*** THE RECORDS ***

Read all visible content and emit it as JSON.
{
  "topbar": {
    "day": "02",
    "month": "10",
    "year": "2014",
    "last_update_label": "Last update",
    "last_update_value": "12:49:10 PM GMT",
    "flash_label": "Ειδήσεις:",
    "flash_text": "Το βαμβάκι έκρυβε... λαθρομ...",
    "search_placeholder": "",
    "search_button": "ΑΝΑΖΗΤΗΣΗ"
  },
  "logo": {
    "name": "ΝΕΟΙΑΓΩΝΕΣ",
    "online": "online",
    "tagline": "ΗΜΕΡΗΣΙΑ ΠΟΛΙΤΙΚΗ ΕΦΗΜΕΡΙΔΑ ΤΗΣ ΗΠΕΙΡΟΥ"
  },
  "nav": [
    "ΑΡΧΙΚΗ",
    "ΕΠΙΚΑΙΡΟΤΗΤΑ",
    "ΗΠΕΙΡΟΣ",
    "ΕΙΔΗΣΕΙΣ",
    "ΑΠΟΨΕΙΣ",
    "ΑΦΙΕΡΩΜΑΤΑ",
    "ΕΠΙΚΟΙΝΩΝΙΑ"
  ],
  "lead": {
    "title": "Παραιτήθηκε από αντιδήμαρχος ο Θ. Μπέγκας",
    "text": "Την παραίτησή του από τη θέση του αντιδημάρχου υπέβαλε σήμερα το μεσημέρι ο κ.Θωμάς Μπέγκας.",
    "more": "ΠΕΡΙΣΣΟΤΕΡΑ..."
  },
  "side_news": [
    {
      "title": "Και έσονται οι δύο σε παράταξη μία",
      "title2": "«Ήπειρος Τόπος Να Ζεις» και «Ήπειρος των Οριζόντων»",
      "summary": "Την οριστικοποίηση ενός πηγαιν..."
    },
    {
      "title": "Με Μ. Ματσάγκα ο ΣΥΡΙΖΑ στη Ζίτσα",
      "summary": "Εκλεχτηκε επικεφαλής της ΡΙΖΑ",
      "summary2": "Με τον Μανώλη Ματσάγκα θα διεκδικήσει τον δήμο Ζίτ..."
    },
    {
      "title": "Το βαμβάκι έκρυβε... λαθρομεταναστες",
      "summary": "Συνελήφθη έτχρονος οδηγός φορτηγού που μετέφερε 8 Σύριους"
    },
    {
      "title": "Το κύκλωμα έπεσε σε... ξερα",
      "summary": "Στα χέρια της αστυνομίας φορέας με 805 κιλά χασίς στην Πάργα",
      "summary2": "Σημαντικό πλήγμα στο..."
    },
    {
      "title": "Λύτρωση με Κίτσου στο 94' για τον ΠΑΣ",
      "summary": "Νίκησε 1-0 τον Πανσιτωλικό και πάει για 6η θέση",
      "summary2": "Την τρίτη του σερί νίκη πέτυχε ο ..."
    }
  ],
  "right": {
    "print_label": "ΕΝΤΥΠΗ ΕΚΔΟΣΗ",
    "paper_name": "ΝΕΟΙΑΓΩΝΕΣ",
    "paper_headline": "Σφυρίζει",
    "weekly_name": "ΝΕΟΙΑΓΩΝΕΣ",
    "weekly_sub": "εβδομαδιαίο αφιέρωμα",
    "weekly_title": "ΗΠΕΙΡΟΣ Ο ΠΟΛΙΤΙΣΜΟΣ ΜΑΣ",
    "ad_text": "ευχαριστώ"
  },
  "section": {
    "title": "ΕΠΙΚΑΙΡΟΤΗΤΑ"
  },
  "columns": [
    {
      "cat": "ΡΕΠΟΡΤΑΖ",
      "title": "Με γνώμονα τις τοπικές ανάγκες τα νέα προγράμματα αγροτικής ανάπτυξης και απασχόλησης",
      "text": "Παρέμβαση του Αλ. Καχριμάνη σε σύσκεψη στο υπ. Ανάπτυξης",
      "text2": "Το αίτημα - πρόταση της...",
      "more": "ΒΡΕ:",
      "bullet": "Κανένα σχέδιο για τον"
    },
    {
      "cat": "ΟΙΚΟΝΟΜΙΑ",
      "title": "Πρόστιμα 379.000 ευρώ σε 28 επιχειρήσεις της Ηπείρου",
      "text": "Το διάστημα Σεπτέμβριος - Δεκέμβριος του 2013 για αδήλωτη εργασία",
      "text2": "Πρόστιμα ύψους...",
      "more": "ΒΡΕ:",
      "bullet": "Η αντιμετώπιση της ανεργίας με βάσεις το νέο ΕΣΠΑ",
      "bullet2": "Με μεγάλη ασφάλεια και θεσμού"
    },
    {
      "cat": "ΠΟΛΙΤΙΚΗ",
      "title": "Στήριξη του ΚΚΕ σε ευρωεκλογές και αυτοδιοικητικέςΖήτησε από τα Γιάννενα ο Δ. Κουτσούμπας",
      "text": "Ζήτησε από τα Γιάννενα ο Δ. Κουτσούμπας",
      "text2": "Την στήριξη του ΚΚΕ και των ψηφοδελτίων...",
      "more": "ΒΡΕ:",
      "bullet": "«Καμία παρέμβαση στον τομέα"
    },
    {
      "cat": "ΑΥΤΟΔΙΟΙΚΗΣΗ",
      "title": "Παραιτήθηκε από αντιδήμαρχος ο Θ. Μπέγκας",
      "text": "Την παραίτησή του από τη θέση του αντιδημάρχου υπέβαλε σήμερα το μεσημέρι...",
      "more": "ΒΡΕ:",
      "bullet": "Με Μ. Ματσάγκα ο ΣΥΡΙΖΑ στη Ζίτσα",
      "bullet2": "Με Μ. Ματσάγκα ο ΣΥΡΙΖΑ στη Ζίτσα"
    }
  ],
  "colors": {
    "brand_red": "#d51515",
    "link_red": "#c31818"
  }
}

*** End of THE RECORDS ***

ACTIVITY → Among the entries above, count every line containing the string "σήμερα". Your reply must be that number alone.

ANSWER FOR THE TASK → 2